Even the apostle Paul commended the Bereans for testing what he taught about Christ against the Scriptures. “10 The brethren immediately sent Paul and Silas away by night to Berea, and when they arrived, they went into the synagogue of the Jews. 11 Now these were more noble-minded than those in Thessalonica, for they received the word with great eagerness, examining the Scriptures daily to see whether these things were so. 12 Therefore many of them believed, along with a number of prominent Greek women and men.” (Acts 17) Notice that they believed, in part, because what Paul taught agreed with God’s word.

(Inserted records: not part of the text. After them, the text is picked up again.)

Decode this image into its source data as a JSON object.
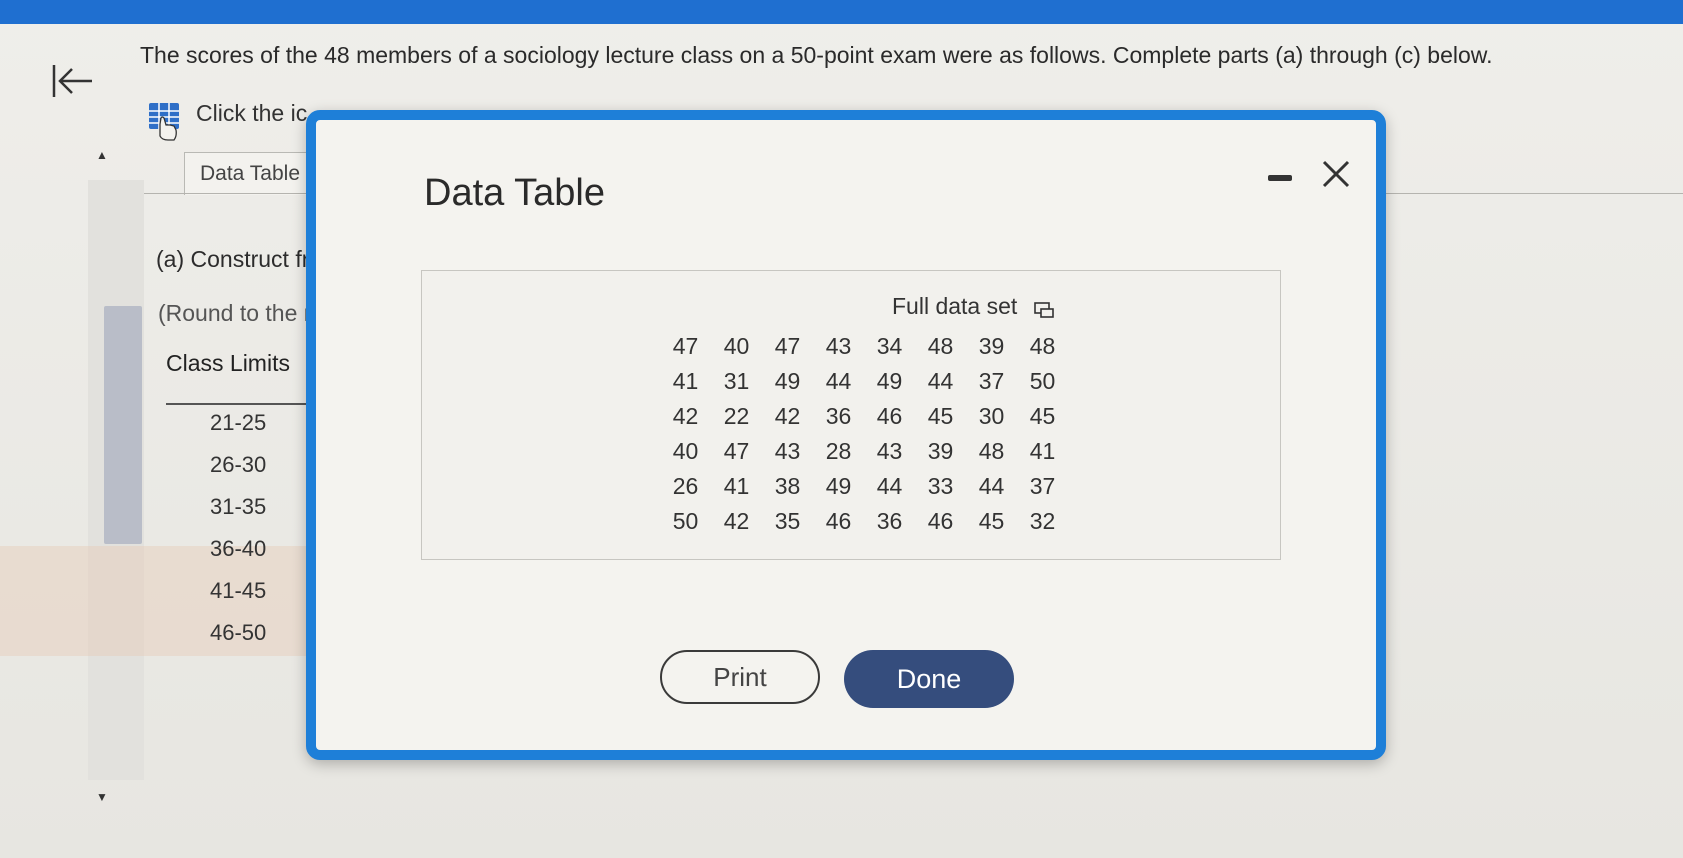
{
  "question": {
    "text": "The scores of the 48 members of a sociology lecture class on a 50-point exam were as follows. Complete parts (a) through (c) below."
  },
  "instructions": {
    "click_text": "Click the ic"
  },
  "tabs": {
    "data_table": "Data Table"
  },
  "part_a": {
    "text": "(a) Construct fr",
    "round_text": "(Round to the n"
  },
  "class_table": {
    "header": "Class Limits",
    "rows": [
      "21-25",
      "26-30",
      "31-35",
      "36-40",
      "41-45",
      "46-50"
    ]
  },
  "modal": {
    "title": "Data Table",
    "full_data_label": "Full data set",
    "data_rows": [
      [
        "47",
        "40",
        "47",
        "43",
        "34",
        "48",
        "39",
        "48"
      ],
      [
        "41",
        "31",
        "49",
        "44",
        "49",
        "44",
        "37",
        "50"
      ],
      [
        "42",
        "22",
        "42",
        "36",
        "46",
        "45",
        "30",
        "45"
      ],
      [
        "40",
        "47",
        "43",
        "28",
        "43",
        "39",
        "48",
        "41"
      ],
      [
        "26",
        "41",
        "38",
        "49",
        "44",
        "33",
        "44",
        "37"
      ],
      [
        "50",
        "42",
        "35",
        "46",
        "36",
        "46",
        "45",
        "32"
      ]
    ],
    "print_label": "Print",
    "done_label": "Done"
  },
  "icons": {
    "back": "back-to-start-icon",
    "table": "table-icon",
    "minimize": "minimize-icon",
    "close": "close-icon",
    "copy": "copy-icon"
  },
  "colors": {
    "modal_border": "#1e7fd8",
    "done_button": "#354d7d",
    "top_bar": "#1f6fd0"
  }
}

As you can see, Scripture itself testifies to the truth of Sola Scriptura. Since this is the very word of God, Scripture has ultimate authority over all believers. As in the Reformation, this should be our view today. We should fully submit to those in authority over us in the church, but only so far as what they teach is in line with God’s word. Although God has set elders, pastors, and teachers in authority over the church, they themselves must submit to the word of God. This is the essence of Sola Scriptura, that God’s word is the ultimate authority, and is the infallible rule of faith for the church.
The doctrine of Sola Scriptura is the foundation of the five solas of the Reformation. The reason for this is that there has to be an ultimate authority that can say “because I say so.” We cannot proclaim that salvation is by grace alone by faith alone through Christ alone to the glory of God alone if we cannot say why this is true. God’s word provides the foundation for this truth. It is this truth that every false religion always attacks. Catholicism makes their church’s teaching equal with God (even though some of their teaching contradicts God’s word). Mormonism adds the book of Mormon and says God’s word is “corrupted.” Islam adds the Qur’an and also says the Bible is corrupted. Even Judaism rejects the New Testament and refuses to acknowledge the Old Testament’s teaching that Jesus is the Messiah.
If God’s word can shown to be unreliable, errant, or even false, then everything about Christianity comes into question. This attack comes from the same source: Satan. This is exactly what he did with Eve, asking her “has God said?”, and then added to God’s word, telling Eve that surely she would not die. This is Satan’s modus operandi, and it’s been the same throughout time. Therefore, Sola Scriptura was not only the foundation of the Reformation, it should also be our foundation. Indeed, the Word was made flesh, thus Sola Scriptura is, in effect, another way to say Christ alone. “And there is salvation in no one else; for there is no other name under heaven that has been given among men by which we must be saved.” (Acts 4:12)
Soli Deo Gloria!